[[ RECORDS TO USE, beginning ]]

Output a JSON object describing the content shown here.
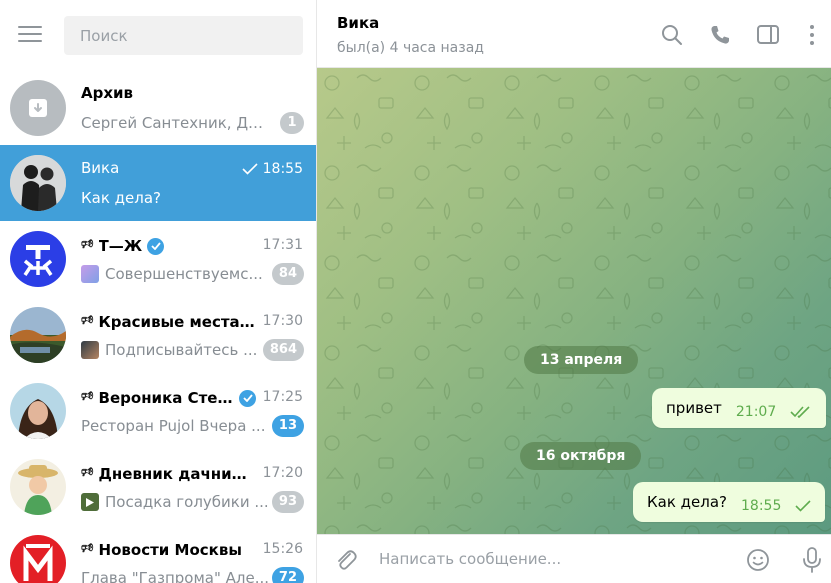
{
  "search": {
    "placeholder": "Поиск"
  },
  "chats": [
    {
      "title": "Архив",
      "time": "",
      "preview": "Сергей Сантехник, Дар...",
      "badge": "1",
      "badge_style": "gray"
    },
    {
      "title": "Вика",
      "time": "18:55",
      "preview": "Как дела?",
      "badge": "",
      "active": true,
      "read_check": true
    },
    {
      "title": "Т—Ж",
      "time": "17:31",
      "preview": "Совершенствуемс...",
      "badge": "84",
      "badge_style": "gray",
      "channel": true,
      "verified": true,
      "thumb_color": "#b08be0"
    },
    {
      "title": "Красивые места ...",
      "time": "17:30",
      "preview": "Подписывайтесь ...",
      "badge": "864",
      "badge_style": "gray",
      "channel": true,
      "thumb_color": "#6b4a3a"
    },
    {
      "title": "Вероника Сте...",
      "time": "17:25",
      "preview": "Ресторан Pujol  Вчера ...",
      "badge": "13",
      "badge_style": "blue",
      "channel": true,
      "verified": true
    },
    {
      "title": "Дневник дачник...",
      "time": "17:20",
      "preview": "Посадка голубики ...",
      "badge": "93",
      "badge_style": "gray",
      "channel": true,
      "thumb_color": "#4f6d3a"
    },
    {
      "title": "Новости Москвы",
      "time": "15:26",
      "preview": "Глава \"Газпрома\" Але...",
      "badge": "72",
      "badge_style": "blue",
      "channel": true
    }
  ],
  "header": {
    "name": "Вика",
    "status": "был(а) 4 часа назад"
  },
  "messages": [
    {
      "date": "13 апреля",
      "text": "привет",
      "time": "21:07",
      "status": "read"
    },
    {
      "date": "16 октября",
      "text": "Как дела?",
      "time": "18:55",
      "status": "sent"
    }
  ],
  "composer": {
    "placeholder": "Написать сообщение..."
  },
  "colors": {
    "accent": "#419fd9",
    "bubble_out": "#effdde",
    "badge_gray": "#c4c9cc",
    "badge_blue": "#3ea2e3",
    "time_green": "#5fac4e"
  },
  "icons": [
    "menu-icon",
    "archive-icon",
    "megaphone-icon",
    "verified-icon",
    "search-icon",
    "phone-icon",
    "sidebar-toggle-icon",
    "more-vertical-icon",
    "double-check-icon",
    "check-icon",
    "paperclip-icon",
    "emoji-icon",
    "microphone-icon"
  ]
}
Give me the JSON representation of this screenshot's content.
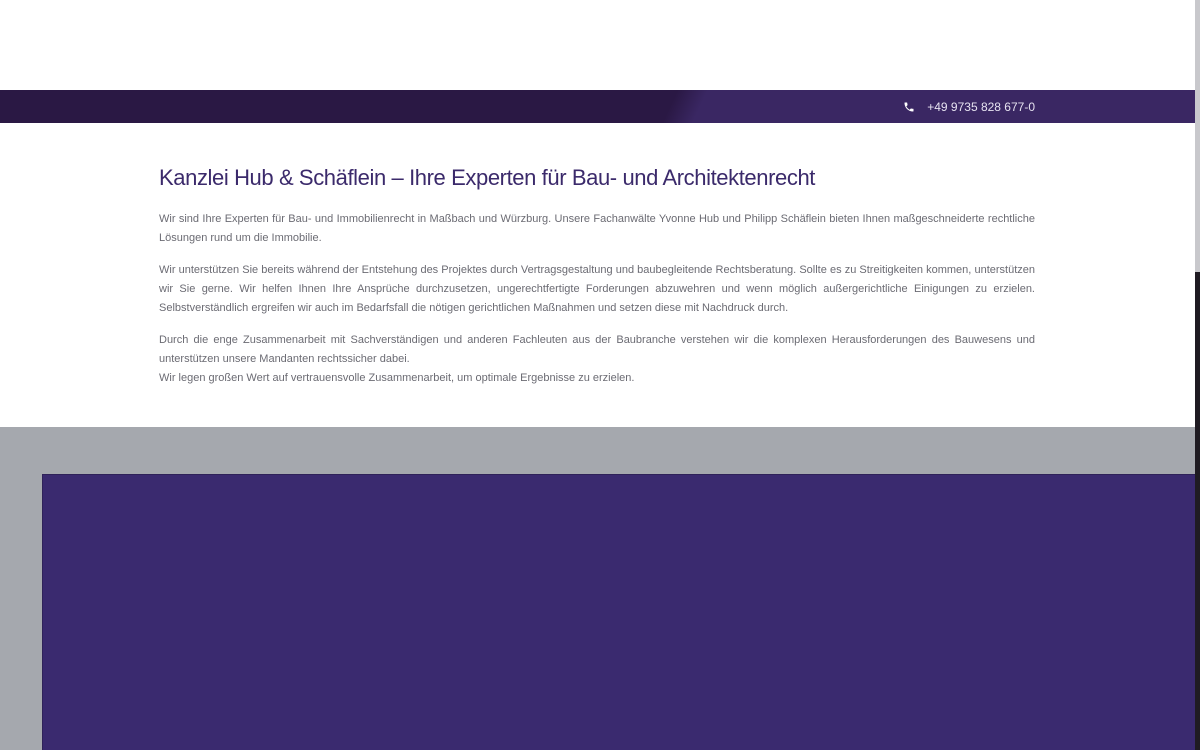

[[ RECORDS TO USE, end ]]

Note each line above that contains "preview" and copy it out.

[YOUR SOLUTION]
      "preview": "Сергей Сантехник, Дар...",
      "preview": "Как дела?",
      "preview": "Совершенствуемс...",
      "preview": "Подписывайтесь ...",
      "preview": "Ресторан Pujol  Вчера ...",
      "preview": "Посадка голубики ...",
      "preview": "Глава \"Газпрома\" Але...",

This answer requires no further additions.